The Missouri attorney general’s office is fervently defending its investigation of Gov. Eric Greitens’ use of a self-destructing text messaging app, suggesting those upset with its findings should focus on improving the state’s Sunshine Law.
The Star reported in early December that Greitens and most of his senior government staff were using an app called Confide, which allows someone to send a text message that automatically erases after it is read. It also prevents someone from saving, forwarding, printing or taking a screenshot of the text, raising concerns among government transparency advocates that the app could be used to subvert the state’s open records laws.
Attorney General Josh Hawley launched an investigation shortly after The Star’s report. It concluded last month with a report determining that there was no evidence of wrongdoing, in part because investigators could not find evidence.
At a campaign stop in Raytown earlier this week, Hawley said his office did as much as it could given the limited powers it has to investigate possible violations of the state’s open records laws.
“We conducted a months-long investigation,” Hawley said. “We talked to all of the senior staff in the governor’s office who were relevant to the inquiry, sat down with the director of public safety and we looked at all of the evidence available to us.
“But listen, listen, this is why we have said the attorney general’s office needs to have subpoena power to enforce the Sunshine Law, we need to have stiffer penalties,” he continued. “Because you know, the report says what it says. We looked at all of the evidence available, but you’re right there’s only so much evidence available… if it’s not there, it’s not there.”
In a conference call with reporters Friday, Darrell Moore, deputy attorney general for the office’s criminal division who led the inquiry of the governor, echoed Hawley’s sentiments.
“We have no authority to compel anyone to cooperate with us, to tell us anything, to seize anything,” he said.
Moore stood behind the investigation’s conclusion that Greitens’ office did not violate state records law by using Confide.
He said the governor’s office has a strong policy in place regarding records retention and trains everyone on staff on how to abide by state law.
“There’s nothing to indicate to us there were any attempts by anyone to avoid keeping records they had to keep so they could be in compliance with the Sunshine Law,” Moore said.
But without subpoena power, the investigation was based mostly on interviews with eight senior staff members who had Confide accounts associated with their personal cell phones: Chief of Staff Mike Roche, Chief Operating Officer Drew Erdmann, Policy Director Will Scharf, Director of Management and Budget Jennae Neustadt, Deputy Chief of Staff Nick Maddux, Deputy Policy Director Logan Spena, General Counsel Lucinda Luektemeyer and Special Counsel Sarah Madden.
“To a person, when directly asked if they’d ever used Confide in violation of the governor’s own policy to discuss public policy matters that would have to be preserved, they denied it,” Moore said. “And my assessment, based on my years of experience, they were telling the truth.

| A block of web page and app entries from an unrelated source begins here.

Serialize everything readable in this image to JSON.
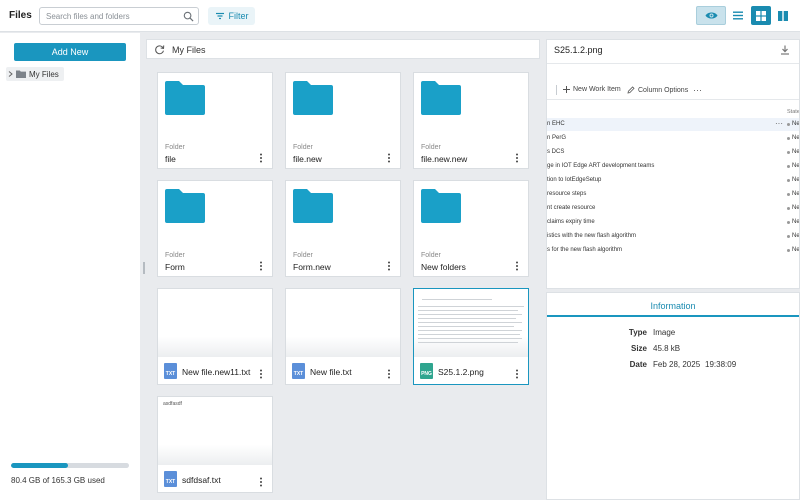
{
  "app": {
    "title": "Files"
  },
  "search": {
    "placeholder": "Search files and folders",
    "icon": "search-icon"
  },
  "toolbar": {
    "filter_label": "Filter",
    "views": [
      "eye-icon",
      "list-icon",
      "grid-icon",
      "split-icon"
    ],
    "active_view": "grid-icon"
  },
  "colors": {
    "accent": "#1a96bf",
    "folder": "#1aa0c8",
    "txt_badge": "#5b8fd9",
    "png_badge": "#2fa58f"
  },
  "sidebar": {
    "add_new_label": "Add New",
    "tree": [
      {
        "label": "My Files"
      }
    ],
    "storage": {
      "text": "80.4 GB of 165.3 GB used",
      "used_fraction": 0.486
    }
  },
  "main": {
    "title": "My Files",
    "folders": [
      {
        "type": "Folder",
        "name": "file"
      },
      {
        "type": "Folder",
        "name": "file.new"
      },
      {
        "type": "Folder",
        "name": "file.new.new"
      },
      {
        "type": "Folder",
        "name": "Form"
      },
      {
        "type": "Folder",
        "name": "Form.new"
      },
      {
        "type": "Folder",
        "name": "New folders"
      }
    ],
    "files": [
      {
        "badge": "TXT",
        "name": "New file.new11.txt",
        "thumb_text": ""
      },
      {
        "badge": "TXT",
        "name": "New file.txt",
        "thumb_text": ""
      },
      {
        "badge": "PNG",
        "name": "S25.1.2.png",
        "thumb_text": ""
      },
      {
        "badge": "TXT",
        "name": "sdfdsaf.txt",
        "thumb_text": "asdfasdf"
      }
    ]
  },
  "preview": {
    "title": "S25.1.2.png",
    "toolbar": {
      "new_work_item": "New Work Item",
      "column_options": "Column Options",
      "more": "⋯"
    },
    "column_header": "State",
    "rows": [
      {
        "text": "n EHC",
        "state": "New"
      },
      {
        "text": "n PerG",
        "state": "New"
      },
      {
        "text": "s DCS",
        "state": "New"
      },
      {
        "text": "ge in IOT Edge ART development teams",
        "state": "New"
      },
      {
        "text": "tion to IotEdgeSetup",
        "state": "New"
      },
      {
        "text": "resource steps",
        "state": "New"
      },
      {
        "text": "nt create resource",
        "state": "New"
      },
      {
        "text": "claims expiry time",
        "state": "New"
      },
      {
        "text": "istics with the new flash algorithm",
        "state": "New"
      },
      {
        "text": "s for the new flash algorithm",
        "state": "New"
      }
    ]
  },
  "info": {
    "title": "Information",
    "type_label": "Type",
    "type_value": "Image",
    "size_label": "Size",
    "size_value": "45.8 kB",
    "date_label": "Date",
    "date_value": "Feb 28, 2025",
    "time_value": "19:38:09"
  }
}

I detected no signs of evasion, no shiftiness of eyes, no hesitation, nothing that would indicate they were lying.”
They did not interview four other staff members who had Confide accounts associated with their personal cell phones: Deputy Legislative Director Brad Green, Deputy Legislative Director Jeff Earl, Legislative and Policy Adviser Todd Scott, and Press Secretary Parker Briden.

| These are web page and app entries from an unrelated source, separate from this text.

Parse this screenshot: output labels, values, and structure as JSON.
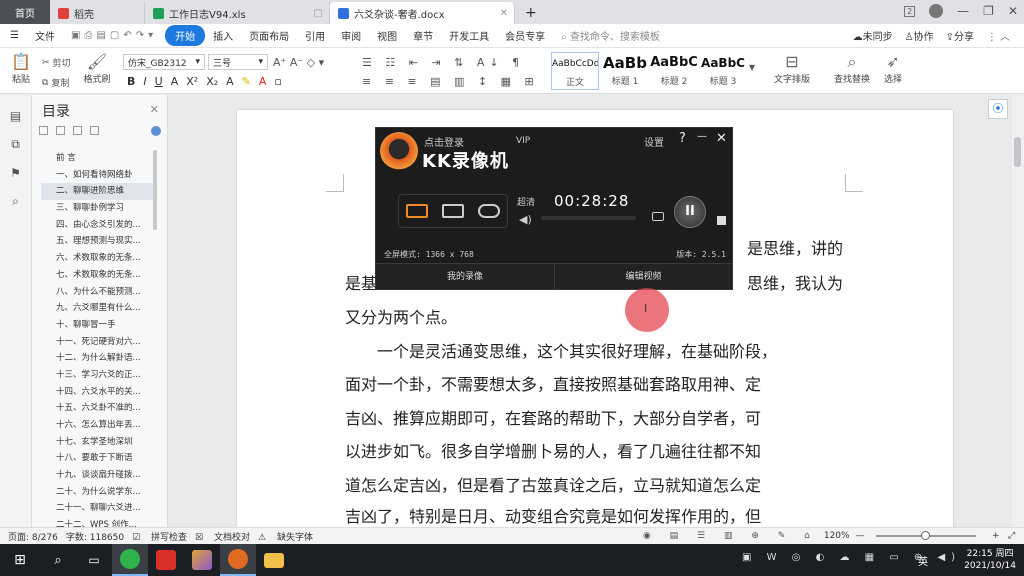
{
  "tabs": [
    {
      "label": "首页",
      "color": "#4a4f56"
    },
    {
      "label": "稻壳",
      "color": "#e0413c"
    },
    {
      "label": "工作日志V94.xls",
      "color": "#1e9f55"
    },
    {
      "label": "六爻杂谈-奢者.docx",
      "color": "#2f6fde"
    }
  ],
  "tab_add": "+",
  "window_badge": "2",
  "menu": [
    "文件",
    "开始",
    "插入",
    "页面布局",
    "引用",
    "审阅",
    "视图",
    "章节",
    "开发工具",
    "会员专享"
  ],
  "menu_search": "查找命令、搜索模板",
  "menu_right": [
    "未同步",
    "协作",
    "分享"
  ],
  "ribbon": {
    "paste": "粘贴",
    "cut": "剪切",
    "copy": "复制",
    "format_painter": "格式刷",
    "font_name": "仿宋_GB2312",
    "font_size": "三号",
    "styles": [
      {
        "sample": "AaBbCcDd",
        "name": "正文"
      },
      {
        "sample": "AaBb",
        "name": "标题 1"
      },
      {
        "sample": "AaBbC",
        "name": "标题 2"
      },
      {
        "sample": "AaBbC",
        "name": "标题 3"
      }
    ],
    "text_layout": "文字排版",
    "find_replace": "查找替换",
    "select": "选择"
  },
  "toc": {
    "title": "目录",
    "items": [
      "前 言",
      "一、如何看待网络卦",
      "二、聊聊进阶思维",
      "三、聊聊卦例学习",
      "四、由心念爻引发的...",
      "五、理想预测与现实...",
      "六、术数取象的无条...",
      "七、术数取象的无条...",
      "八、为什么不能预测...",
      "九、六爻哪里有什么...",
      "十、聊聊冒一手",
      "十一、死记硬背对六...",
      "十二、为什么解卦语...",
      "十三、学习六爻的正...",
      "十四、六爻水平的关...",
      "十五、六爻卦不准的...",
      "十六、怎么算出年丢...",
      "十七、玄学圣地深圳",
      "十八、要敢于下断语",
      "十九、谈谈扇升碰拨...",
      "二十、为什么说学东...",
      "二十一、聊聊六爻进...",
      "二十二、WPS 创作..."
    ],
    "selected_index": 2
  },
  "document": {
    "lines": [
      {
        "text": "是思维，讲的",
        "indent": false
      },
      {
        "text": "是基",
        "indent": false
      },
      {
        "text": "又分为两个点。",
        "indent": false
      },
      {
        "text": "一个是灵活通变思维，这个其实很好理解，在基础阶段，",
        "indent": true
      },
      {
        "text": "面对一个卦，不需要想太多，直接按照基础套路取用神、定",
        "indent": false
      },
      {
        "text": "吉凶、推算应期即可，在套路的帮助下，大部分自学者，可",
        "indent": false
      },
      {
        "text": "以进步如飞。很多自学增删卜易的人，看了几遍往往都不知",
        "indent": false
      },
      {
        "text": "道怎么定吉凶，但是看了古筮真诠之后，立马就知道怎么定",
        "indent": false
      },
      {
        "text": "吉凶了，特别是日月、动变组合究竟是如何发挥作用的，但",
        "indent": false
      }
    ],
    "line2_right": "思维，我认为"
  },
  "kk_recorder": {
    "login": "点击登录",
    "vip": "VIP",
    "title": "KK录像机",
    "settings": "设置",
    "help": "?",
    "minimize": "—",
    "close": "✕",
    "quality": "超清",
    "timer": "00:28:28",
    "pause": "II",
    "fullscreen_mode": "全屏模式: 1366 x 768",
    "version": "版本: 2.5.1",
    "my_recordings": "我的录像",
    "edit_video": "编辑视频",
    "volume_level": 0.0
  },
  "status_bar": {
    "page": "页面: 8/276",
    "words": "字数: 118650",
    "spell_check": "拼写检查",
    "doc_check": "文档校对",
    "missing_font": "缺失字体",
    "zoom": "120%",
    "zoom_minus": "—",
    "zoom_plus": "+"
  },
  "taskbar": {
    "time": "22:15 周四",
    "date": "2021/10/14",
    "ime": "英",
    "apps": [
      {
        "name": "app-green",
        "color": "#2fb34a"
      },
      {
        "name": "app-red",
        "color": "#d7312a"
      },
      {
        "name": "app-photo",
        "color": "#8a5ac7"
      },
      {
        "name": "app-kk",
        "color": "#e06a1f"
      },
      {
        "name": "app-folder",
        "color": "#f0c04a"
      }
    ]
  }
}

They also didn’t interview Greitens.
The attorney general’s report said the governor’s office asserted executive privilege. Moore said Friday that executive privilege was never formally asserted for the governor, but it was indicated it would be asserted if they requested an interview.
Staff were also never directly asked if they communicated with the governor on Confide. Moore said the questions were broader, focusing on whether they communicated with anyone using Confide in a way that would violate state open records laws. That would have included the governor, he said.
“I didn’t care who they communicated with,” he said. “I was concerned with what they were communicating.”
The attorney general’s investigation determined that five members of the governor’s staff who were interviewed admitted they used Confide to discuss their government jobs. But they described the nature of their Confide communications as consisting entirely of non-substantive matters such as logistics and scheduling.
Moore said that type of communication is not legally required to be retained.
Ultimately, Moore said he takes criticism of the attorney general’s office’s investigation as “a personal attack on my integrity.”
He noted that the attorney general is supporting legislation set to be debated by a Missouri House committee later this month that would make changes to the state’s sunshine law, including granting the attorney general broader powers to ensure it is enforced.
“People may disagree with it because the reports didn’t reach the preconceived notions they had,” he said. “But the reality is the law is like it is. The law needs improved.”
Mark Pedroli, a St. Louis attorney suing Greitens in Cole County court over use of Confide, said his lawsuit is important "for transparency advocates both locally and nationwide. Unlike the attorney general's office's limited inquiry, a Sunshine lawsuit carries with it the full powers of the court including the ability to subpoena witnesses and take depositions under oath."
The Star's Bryan Lowry contributed to this report.